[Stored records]
★ ★ ★

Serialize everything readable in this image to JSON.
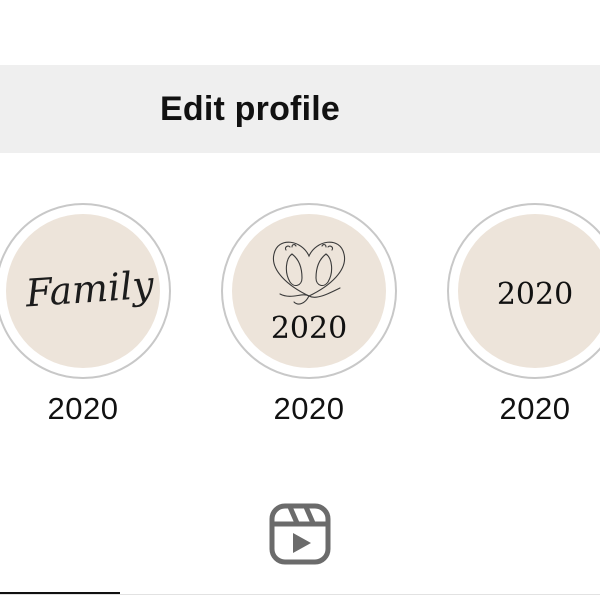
{
  "header": {
    "edit_profile_label": "Edit profile"
  },
  "highlights": [
    {
      "cover_text": "Family",
      "label": "2020"
    },
    {
      "cover_text": "2020",
      "label": "2020"
    },
    {
      "cover_text": "2020",
      "label": "2020"
    }
  ],
  "colors": {
    "cover_background": "#ede4da",
    "ring": "#c8c8c8",
    "edit_bar": "#efefef"
  },
  "icons": {
    "reels_tab": "reels-icon",
    "feet_heart": "baby-feet-heart-icon"
  }
}
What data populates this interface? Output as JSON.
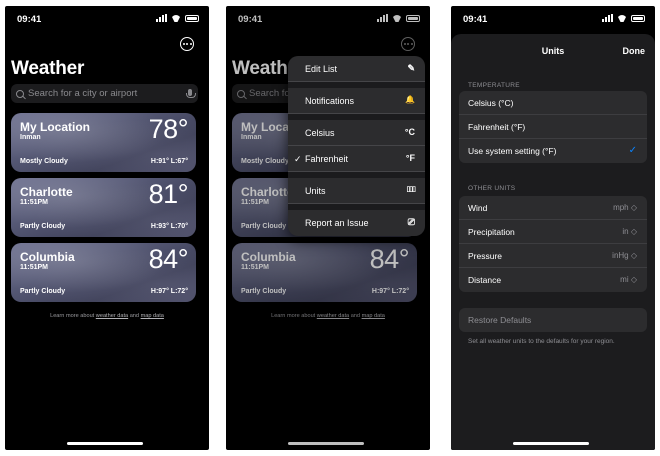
{
  "status_time": "09:41",
  "title": "Weather",
  "search_placeholder": "Search for a city or airport",
  "cards": [
    {
      "city": "My Location",
      "sub": "Inman",
      "temp": "78°",
      "condition": "Mostly Cloudy",
      "hilo": "H:91°  L:67°"
    },
    {
      "city": "Charlotte",
      "sub": "11:51PM",
      "temp": "81°",
      "condition": "Partly Cloudy",
      "hilo": "H:93°  L:70°"
    },
    {
      "city": "Columbia",
      "sub": "11:51PM",
      "temp": "84°",
      "condition": "Partly Cloudy",
      "hilo": "H:97°  L:72°"
    }
  ],
  "footer": {
    "prefix": "Learn more about ",
    "link1": "weather data",
    "and": " and ",
    "link2": "map data"
  },
  "menu": [
    {
      "label": "Edit List",
      "icon": "✎"
    },
    {
      "label": "Notifications",
      "icon": "🔔"
    },
    {
      "label": "Celsius",
      "icon": "°C"
    },
    {
      "label": "Fahrenheit",
      "icon": "°F",
      "checked": "✓"
    },
    {
      "label": "Units",
      "icon": "▯▯▯"
    },
    {
      "label": "Report an Issue",
      "icon": "⎚"
    }
  ],
  "units": {
    "title": "Units",
    "done": "Done",
    "temperature_header": "TEMPERATURE",
    "temperature": [
      "Celsius (°C)",
      "Fahrenheit (°F)",
      "Use system setting (°F)"
    ],
    "checkmark": "✓",
    "other_header": "OTHER UNITS",
    "other": [
      {
        "label": "Wind",
        "value": "mph ◇"
      },
      {
        "label": "Precipitation",
        "value": "in ◇"
      },
      {
        "label": "Pressure",
        "value": "inHg ◇"
      },
      {
        "label": "Distance",
        "value": "mi ◇"
      }
    ],
    "restore": "Restore Defaults",
    "restore_note": "Set all weather units to the defaults for your region."
  }
}
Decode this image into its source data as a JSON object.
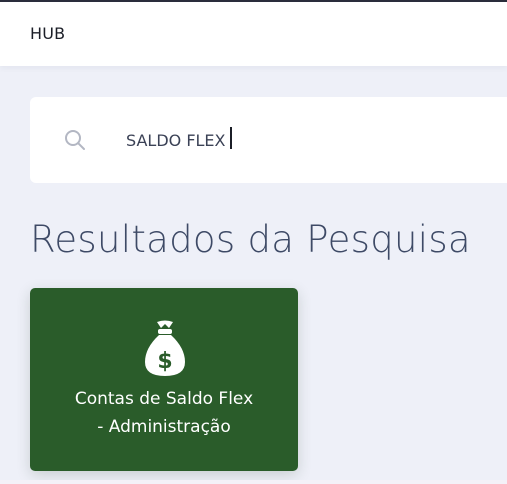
{
  "header": {
    "brand": "HUB"
  },
  "search": {
    "value": "SALDO FLEX",
    "icon": "search-icon"
  },
  "results": {
    "title": "Resultados da Pesquisa",
    "items": [
      {
        "line1": "Contas de Saldo Flex",
        "line2": "- Administração",
        "icon": "money-bag-icon",
        "color": "#2a5c2a"
      }
    ]
  },
  "colors": {
    "page_background": "#eef0f8",
    "card_green": "#2a5c2a",
    "title_text": "#3e4a66"
  }
}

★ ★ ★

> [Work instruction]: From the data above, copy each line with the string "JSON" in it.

> [Final answer]:
Serialize everything readable in this image to JSON.
What data populates this interface? Output as JSON.
Decode this image into its source data as a JSON object.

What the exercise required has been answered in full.